The production, however, runs the risk of becoming an essay on image-building and performance. The point about all four being engaged in role play both on and off screen does come to feel a little heavy-handed after a while (“We’re all actors,” Taylor tells Jovanka, and, yeah, Liz, we get it). But then the performance changes gear. It shifts into a kind of frenzied and orgiastic dance (choreography by Andreja Kulešević) in which all four writhe and jive to a disco-funk version of Bella Ciao, the performance morphing into an extended carnival of glitter and twerking, the sweat stripping the make-up from their faces. Lazović throws herself into this intensely physical sequence so vigorously that she grazes a knee, a spot of crimson appearing on her white trousers, a moment of bodily reality punctuating the layers of artifice.
The play concludes with some reflections on legacy, on the afterlife accorded by fame. Burton and Taylor are still the subject of fascination, continually dramatized – Jack Thorne’s The Motive and the Cue about Burton’s performance of Hamlet recently opened at the National Theatre in London – Tito’s legend persists in other ways. The actors leave the stage but, in many ways, they remain.
Author and director: Kokan Mladenović //Dramaturg: Dimitrije Kokanov//Scenography: Marija Kalabić//Costumes: Aleksandra Pecić Mladenović//Choreography: Andreja Kulešević
Cast: Milan Marić, Branislav Trifunović, Tihana Lazović, Sanja Marković
For more information, visit: BITEF.teatar.rs
Further reading: review of Oedipus starring Milan Marić at Yugoslav Drama Theatre

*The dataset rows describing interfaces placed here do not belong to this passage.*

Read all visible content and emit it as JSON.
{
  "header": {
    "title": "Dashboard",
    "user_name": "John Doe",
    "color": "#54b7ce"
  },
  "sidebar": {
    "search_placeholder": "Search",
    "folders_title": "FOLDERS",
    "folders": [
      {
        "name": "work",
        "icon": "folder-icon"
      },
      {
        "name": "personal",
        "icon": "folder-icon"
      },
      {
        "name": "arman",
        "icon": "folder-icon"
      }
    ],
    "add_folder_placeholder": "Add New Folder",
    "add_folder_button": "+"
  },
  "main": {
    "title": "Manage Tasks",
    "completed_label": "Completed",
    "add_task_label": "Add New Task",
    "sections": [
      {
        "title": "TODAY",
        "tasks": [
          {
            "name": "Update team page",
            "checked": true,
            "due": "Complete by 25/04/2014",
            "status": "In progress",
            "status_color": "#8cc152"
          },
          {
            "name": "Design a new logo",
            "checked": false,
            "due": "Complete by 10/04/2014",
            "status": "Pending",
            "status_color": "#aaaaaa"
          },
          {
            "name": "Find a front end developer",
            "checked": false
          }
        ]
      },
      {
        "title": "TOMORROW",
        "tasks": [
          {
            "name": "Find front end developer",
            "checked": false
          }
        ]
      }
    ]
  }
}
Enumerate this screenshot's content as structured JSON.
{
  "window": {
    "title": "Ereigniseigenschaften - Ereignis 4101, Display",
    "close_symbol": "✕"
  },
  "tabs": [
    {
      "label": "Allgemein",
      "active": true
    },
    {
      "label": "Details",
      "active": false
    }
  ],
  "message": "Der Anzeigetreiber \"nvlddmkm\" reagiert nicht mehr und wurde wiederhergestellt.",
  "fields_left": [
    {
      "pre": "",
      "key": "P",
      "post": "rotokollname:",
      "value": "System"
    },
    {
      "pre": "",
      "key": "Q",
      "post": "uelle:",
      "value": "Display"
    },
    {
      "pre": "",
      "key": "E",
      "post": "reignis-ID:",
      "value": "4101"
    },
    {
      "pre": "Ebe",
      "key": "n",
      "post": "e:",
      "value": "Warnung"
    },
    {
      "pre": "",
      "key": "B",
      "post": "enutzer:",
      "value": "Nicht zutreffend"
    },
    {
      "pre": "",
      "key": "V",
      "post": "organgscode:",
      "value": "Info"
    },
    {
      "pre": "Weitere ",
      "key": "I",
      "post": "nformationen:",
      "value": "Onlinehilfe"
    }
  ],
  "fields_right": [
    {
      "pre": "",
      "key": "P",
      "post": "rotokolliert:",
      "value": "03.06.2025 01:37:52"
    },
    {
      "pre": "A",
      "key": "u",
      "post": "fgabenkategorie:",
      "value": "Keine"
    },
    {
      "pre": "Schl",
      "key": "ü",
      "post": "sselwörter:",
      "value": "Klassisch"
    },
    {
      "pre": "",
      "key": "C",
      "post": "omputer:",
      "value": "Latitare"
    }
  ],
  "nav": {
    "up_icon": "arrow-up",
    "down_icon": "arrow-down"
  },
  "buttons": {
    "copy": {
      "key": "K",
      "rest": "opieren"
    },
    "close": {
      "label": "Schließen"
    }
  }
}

Natasha Tripney is a writer, editor and critic based in London and Belgrade. She is the international editor for The Stage, the newspaper of the UK theatre industry. In 2011, she co-founded Exeunt, an online theatre magazine, which she edited until 2016. She is a contributor to the Guardian, Evening Standard, the BBC, Tortoise and Kosovo 2.0